[[ EXTRACTED MATERIAL, beginning ]]
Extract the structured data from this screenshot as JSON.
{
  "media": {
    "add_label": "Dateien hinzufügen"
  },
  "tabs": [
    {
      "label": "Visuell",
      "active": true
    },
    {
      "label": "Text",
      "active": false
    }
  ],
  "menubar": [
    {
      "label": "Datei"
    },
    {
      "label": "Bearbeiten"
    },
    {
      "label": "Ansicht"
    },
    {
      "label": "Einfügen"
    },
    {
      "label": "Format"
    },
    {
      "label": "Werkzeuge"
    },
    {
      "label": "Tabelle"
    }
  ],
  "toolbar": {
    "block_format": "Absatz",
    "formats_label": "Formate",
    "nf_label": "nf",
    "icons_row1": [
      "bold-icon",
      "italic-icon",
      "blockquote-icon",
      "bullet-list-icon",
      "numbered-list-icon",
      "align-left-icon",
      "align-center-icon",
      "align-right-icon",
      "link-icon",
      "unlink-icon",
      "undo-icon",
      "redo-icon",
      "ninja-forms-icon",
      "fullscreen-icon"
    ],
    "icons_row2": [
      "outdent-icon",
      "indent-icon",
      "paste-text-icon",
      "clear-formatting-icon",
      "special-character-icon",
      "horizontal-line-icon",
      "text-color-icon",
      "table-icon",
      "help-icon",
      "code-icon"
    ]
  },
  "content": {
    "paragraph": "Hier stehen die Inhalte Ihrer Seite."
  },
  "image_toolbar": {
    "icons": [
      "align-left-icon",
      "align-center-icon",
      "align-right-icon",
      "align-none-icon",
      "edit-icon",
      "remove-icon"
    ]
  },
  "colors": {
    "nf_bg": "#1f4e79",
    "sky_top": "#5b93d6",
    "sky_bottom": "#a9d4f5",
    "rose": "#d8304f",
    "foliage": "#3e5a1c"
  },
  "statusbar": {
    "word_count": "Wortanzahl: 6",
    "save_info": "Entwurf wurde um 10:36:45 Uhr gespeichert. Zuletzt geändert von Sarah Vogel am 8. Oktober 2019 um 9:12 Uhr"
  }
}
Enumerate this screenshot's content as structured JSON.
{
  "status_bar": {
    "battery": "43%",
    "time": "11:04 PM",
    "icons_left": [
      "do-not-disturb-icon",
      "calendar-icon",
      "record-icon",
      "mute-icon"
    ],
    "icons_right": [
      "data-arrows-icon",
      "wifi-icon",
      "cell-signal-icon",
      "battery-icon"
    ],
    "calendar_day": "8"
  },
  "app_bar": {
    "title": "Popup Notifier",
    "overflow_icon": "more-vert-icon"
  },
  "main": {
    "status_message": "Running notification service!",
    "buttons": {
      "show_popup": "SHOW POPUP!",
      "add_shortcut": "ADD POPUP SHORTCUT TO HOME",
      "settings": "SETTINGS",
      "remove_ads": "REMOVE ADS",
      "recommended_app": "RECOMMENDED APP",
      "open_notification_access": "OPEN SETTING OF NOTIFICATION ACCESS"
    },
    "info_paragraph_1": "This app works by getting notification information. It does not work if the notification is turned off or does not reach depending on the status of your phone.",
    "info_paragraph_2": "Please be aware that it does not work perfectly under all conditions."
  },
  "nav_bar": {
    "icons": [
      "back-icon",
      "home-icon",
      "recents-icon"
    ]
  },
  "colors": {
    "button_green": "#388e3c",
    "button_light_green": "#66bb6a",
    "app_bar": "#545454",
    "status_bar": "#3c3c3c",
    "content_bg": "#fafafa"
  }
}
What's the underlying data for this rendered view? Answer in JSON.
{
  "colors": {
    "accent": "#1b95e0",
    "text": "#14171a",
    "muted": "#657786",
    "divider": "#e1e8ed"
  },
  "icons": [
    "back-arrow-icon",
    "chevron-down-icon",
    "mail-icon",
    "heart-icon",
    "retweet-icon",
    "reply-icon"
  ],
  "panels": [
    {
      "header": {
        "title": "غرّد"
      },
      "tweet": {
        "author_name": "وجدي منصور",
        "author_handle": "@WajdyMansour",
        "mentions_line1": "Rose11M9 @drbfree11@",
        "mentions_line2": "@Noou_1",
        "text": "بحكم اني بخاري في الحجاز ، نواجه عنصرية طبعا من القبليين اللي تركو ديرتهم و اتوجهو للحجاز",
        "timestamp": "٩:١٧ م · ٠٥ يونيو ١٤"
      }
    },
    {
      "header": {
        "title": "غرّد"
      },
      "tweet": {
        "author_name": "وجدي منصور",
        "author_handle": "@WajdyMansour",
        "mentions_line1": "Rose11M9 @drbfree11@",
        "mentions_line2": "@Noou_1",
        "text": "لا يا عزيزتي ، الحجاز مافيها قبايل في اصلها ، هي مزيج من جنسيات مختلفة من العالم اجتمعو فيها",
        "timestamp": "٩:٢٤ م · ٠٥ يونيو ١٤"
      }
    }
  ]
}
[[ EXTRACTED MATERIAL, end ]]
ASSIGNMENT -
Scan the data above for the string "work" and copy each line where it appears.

OUTPUT OF THE EXERCISE -
    "info_paragraph_1": "This app works by getting notification information. It does not work if the notification is turned off or does not reach depending on the status of your phone.",
    "info_paragraph_2": "Please be aware that it does not work perfectly under all conditions."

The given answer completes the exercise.